**What this task involves**
Find and copy each line of the listing below that has the word "Media" in it.

<<<<

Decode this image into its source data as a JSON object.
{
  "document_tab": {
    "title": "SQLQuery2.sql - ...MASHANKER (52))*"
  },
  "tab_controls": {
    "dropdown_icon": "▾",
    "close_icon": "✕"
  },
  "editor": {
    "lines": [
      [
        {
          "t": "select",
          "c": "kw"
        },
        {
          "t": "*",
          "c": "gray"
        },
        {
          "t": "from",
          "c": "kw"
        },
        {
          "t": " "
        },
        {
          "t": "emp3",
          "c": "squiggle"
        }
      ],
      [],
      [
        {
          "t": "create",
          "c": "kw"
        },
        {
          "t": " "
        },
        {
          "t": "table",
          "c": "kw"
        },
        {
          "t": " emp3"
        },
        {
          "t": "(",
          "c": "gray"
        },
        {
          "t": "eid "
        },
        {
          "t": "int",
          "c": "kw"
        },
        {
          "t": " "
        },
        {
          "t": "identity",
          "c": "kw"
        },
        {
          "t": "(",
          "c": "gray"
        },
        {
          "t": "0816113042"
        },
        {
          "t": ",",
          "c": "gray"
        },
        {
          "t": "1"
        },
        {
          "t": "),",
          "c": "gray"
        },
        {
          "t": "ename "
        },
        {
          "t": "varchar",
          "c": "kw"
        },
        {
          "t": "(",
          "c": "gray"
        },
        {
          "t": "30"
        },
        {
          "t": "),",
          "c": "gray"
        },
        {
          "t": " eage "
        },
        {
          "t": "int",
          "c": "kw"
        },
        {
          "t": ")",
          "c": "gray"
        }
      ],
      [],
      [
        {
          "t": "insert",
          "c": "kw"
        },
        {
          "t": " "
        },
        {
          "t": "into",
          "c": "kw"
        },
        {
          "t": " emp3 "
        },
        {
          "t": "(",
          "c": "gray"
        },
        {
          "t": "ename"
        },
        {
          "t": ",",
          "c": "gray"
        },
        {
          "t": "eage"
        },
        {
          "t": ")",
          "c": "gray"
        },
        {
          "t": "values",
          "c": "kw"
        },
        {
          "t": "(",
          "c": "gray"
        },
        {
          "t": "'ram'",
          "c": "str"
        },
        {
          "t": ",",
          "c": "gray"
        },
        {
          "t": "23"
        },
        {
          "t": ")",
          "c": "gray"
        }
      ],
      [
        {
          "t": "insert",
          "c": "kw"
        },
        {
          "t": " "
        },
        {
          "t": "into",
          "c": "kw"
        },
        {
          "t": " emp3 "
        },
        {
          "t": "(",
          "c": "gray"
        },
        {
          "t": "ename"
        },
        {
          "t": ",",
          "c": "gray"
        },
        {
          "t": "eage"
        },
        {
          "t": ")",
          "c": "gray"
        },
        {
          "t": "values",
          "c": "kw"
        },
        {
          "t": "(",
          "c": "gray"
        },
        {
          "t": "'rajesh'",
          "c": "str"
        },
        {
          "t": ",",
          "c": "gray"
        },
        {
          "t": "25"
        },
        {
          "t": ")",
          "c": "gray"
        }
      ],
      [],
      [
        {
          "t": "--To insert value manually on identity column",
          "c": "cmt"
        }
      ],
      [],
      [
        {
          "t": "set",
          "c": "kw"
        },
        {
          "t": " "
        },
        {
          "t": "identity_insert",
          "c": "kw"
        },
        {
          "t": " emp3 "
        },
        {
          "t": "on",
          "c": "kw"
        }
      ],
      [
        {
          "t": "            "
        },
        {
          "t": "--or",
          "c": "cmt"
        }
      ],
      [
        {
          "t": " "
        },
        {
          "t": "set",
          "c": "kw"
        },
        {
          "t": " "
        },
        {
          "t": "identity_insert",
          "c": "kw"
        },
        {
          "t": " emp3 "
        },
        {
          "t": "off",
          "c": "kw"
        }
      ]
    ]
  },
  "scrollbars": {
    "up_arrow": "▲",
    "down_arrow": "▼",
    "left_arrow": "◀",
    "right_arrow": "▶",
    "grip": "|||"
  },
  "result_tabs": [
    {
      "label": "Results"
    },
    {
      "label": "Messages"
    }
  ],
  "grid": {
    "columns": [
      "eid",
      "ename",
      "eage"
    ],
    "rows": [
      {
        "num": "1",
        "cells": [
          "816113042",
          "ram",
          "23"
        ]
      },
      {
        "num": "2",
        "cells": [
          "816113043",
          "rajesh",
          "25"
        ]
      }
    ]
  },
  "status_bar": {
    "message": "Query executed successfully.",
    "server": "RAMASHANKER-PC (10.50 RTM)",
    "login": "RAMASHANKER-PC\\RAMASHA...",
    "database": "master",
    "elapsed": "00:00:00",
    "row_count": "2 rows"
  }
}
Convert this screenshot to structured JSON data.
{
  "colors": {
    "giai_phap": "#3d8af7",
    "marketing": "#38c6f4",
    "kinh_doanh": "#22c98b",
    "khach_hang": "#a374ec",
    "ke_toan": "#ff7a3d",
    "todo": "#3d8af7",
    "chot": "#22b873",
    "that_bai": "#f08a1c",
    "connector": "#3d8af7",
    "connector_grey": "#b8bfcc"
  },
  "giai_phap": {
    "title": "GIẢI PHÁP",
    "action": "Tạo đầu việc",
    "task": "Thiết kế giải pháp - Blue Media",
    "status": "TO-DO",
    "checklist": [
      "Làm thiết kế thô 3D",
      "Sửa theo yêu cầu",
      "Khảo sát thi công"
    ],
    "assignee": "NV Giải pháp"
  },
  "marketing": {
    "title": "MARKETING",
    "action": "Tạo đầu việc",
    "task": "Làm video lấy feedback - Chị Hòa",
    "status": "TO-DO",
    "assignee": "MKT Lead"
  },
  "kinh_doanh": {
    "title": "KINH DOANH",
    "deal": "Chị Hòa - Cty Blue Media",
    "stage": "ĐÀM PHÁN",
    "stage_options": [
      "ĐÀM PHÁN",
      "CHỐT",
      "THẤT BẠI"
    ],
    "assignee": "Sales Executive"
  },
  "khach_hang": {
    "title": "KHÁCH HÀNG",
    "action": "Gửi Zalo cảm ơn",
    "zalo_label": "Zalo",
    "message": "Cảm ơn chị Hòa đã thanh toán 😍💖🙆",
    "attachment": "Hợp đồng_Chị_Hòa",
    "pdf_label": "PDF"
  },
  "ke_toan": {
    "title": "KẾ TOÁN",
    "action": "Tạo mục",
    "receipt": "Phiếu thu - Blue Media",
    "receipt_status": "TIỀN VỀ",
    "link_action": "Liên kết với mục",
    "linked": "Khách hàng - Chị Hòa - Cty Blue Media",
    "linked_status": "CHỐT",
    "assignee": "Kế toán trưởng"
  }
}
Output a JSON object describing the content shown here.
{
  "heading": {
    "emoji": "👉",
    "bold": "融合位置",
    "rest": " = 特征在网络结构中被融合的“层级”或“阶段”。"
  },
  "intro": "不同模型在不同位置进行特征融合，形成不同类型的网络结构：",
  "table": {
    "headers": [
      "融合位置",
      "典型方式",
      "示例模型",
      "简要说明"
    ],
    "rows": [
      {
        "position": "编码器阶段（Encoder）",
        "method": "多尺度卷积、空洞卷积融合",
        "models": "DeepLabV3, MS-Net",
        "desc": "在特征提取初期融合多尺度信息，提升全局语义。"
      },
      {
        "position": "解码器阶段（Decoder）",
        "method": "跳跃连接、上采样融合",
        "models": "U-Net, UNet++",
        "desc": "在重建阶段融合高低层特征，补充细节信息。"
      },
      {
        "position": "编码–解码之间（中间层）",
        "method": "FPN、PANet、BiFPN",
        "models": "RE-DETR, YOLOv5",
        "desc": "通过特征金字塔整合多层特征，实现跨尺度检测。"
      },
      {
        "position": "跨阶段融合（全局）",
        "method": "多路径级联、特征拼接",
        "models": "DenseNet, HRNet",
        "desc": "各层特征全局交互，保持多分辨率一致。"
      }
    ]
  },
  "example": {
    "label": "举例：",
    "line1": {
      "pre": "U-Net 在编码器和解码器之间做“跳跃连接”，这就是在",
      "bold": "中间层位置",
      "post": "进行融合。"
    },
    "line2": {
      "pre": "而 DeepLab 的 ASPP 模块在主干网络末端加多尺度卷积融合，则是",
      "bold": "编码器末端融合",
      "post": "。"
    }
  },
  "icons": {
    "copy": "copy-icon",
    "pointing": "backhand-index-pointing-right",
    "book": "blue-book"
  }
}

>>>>

**Response area**
    "task": "Thiết kế giải pháp - Blue Media",
    "deal": "Chị Hòa - Cty Blue Media",
    "receipt": "Phiếu thu - Blue Media",
    "linked": "Khách hàng - Chị Hòa - Cty Blue Media",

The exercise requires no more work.